There are many insects under the umbrella term of “leafhoppers” of which the two that are economically important to potato growers are the aster leafhopper (Macrosteles quadrillineatus) and the potato leafhopper (Empoasca fabae). These are pests throughout the US mid-west and southern Canada. Among entomologists, the leafhopper ranks third as the most important insect pest in North America, after the Colorado potato beetle and green peach aphid. Of the two leafhoppers above, the potato leafhopper has the most effect on yield reduction.
Potato leafhopper (Empoasca fabae) damages crops through direct feeding on the sap. It is a piercing-sucking insect that causes injury referred to as “hopperburn.” This is characterized by necrosis of leaflets starting at the tips and margins resulting, with progress, in defoliation.
Adult potato leafhoppers are wedge or spindle-shaped, and about an eighth of an inch long. They appear bright lime-green to yellow green with white markings. Wings are transparent green and are folded back when at rest. They have a variable number of white spots on top of their head and along their thorax. Nymphs are similar to adults but are smaller and wingless. Several nymphal stages occur in the generation.
Potato leafhoppers overwinter as adults between southern Louisiana and northern Florida. They fly north in the spring on the winds in the upper atmospheric levels. They are mostly found in Wisconsin and Illinois during the growing season. However, in some years, they have been identified as far west as the Panhandle of Nebraska and as far east as Maine.
Adults live 30-40 days but may live as much as 90 days. Two to three small white eggs are laid per day onto stems or large leaf veins, and 200 eggs per adult life is possible. Potato leafhoppers will lay eggs on potatoes. Eggs hatch in ten days forming the first of several nymphal stages. Nymphal stages are short and within 12 days of hatching the nymphs will become adults. Adults are able to lay eggs six days later. Nymphs move backwards and sideways in a crab-like fashion and cannot move from field to field. There can be one to three overlapping generations per season in the north-central States.
Potato leafhopper, primarily adults, cause feeding injury to potato plants. They feed on the underside of leaflets. Injury starts with a yellowing along leaflet margins with a slight rolling. This slight injury is soon followed by a gradual browning starting at the leaflet’s tip and margin (hopperburn), and extending basipetally until the leaflet is all dead and desiccated. The browning is due to cellular death or necrosis. Defoliation will occur. The result is a reduction in yield. No effects on tuber quality has been reported by potato leafhopper.

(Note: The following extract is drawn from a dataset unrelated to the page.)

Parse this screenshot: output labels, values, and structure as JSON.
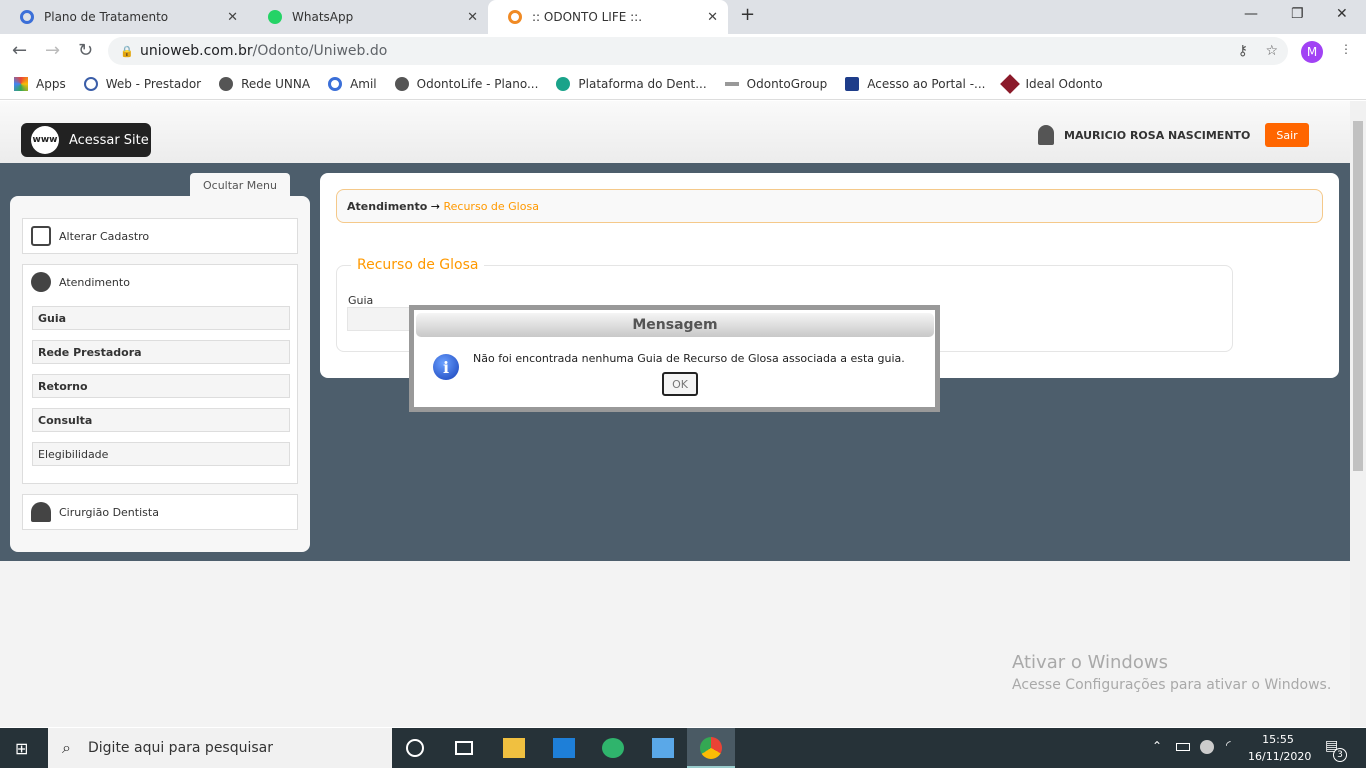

Sustainable Agriculture — Monitoring fields for populations and correctly identifying the leafhopper is essential to good management. There are many leafhoppers that do not damage potato. A threshold for treatment has been established for potato leafhopper as one nymph per 10 leaves. Sample 35 leaves, three to five times in the field.
Chemical Management — Many insecticides will kill leafhoppers. At planting, Admire, Platinum, Thimet and DiSyston are common. Foliar treatments include Actara, Asana, Ambush/Pounce, Baythroid, Dimethoate (formerly Cygon, also used for false chinch bug), Furadan (also used for sand(hill) chafer), Monitor (also used against aphids), Provado, and Thiodan. For gardening, Sevin is recommended
Effect of Seed and In-furrow Treatments on Leafhopper Symptoms on Potato Plants in 2001 at Scottsbluff, NE.
1 Maxim MZ treatments applied at 8 oz/cwt, Tops MZ at 12 oz/cwt, Admire at 1.3 fluid oz/1000 linear feet, and Platinum at 0.55 fluid oz/1000 linear feet.
2 Treatments in columns followed by different letters were significantly different from each other at p=0.05.
Hosts for potato leafhopper besides potato include edible beans especially lima and snap, alfalfa, and soybeans which is not seriously affected. When alfalfa is harvested, adults may move into potato fields; nymphs die of starvation.
Quick Review / Potato Leafhopper
Adults - bright green, variable white spots, 1/8 inch long
Nymph - like adult but smaller and wingless
Overwinters - Louisiana to Florida
One to three generation/ season in north-central U.S.
Adults - June to early July
Adult - feeding on sap (sucking-piercing insect)
Nymph - same
Monitor and Identify
Economic Threshold = 1 nymph/10 leaves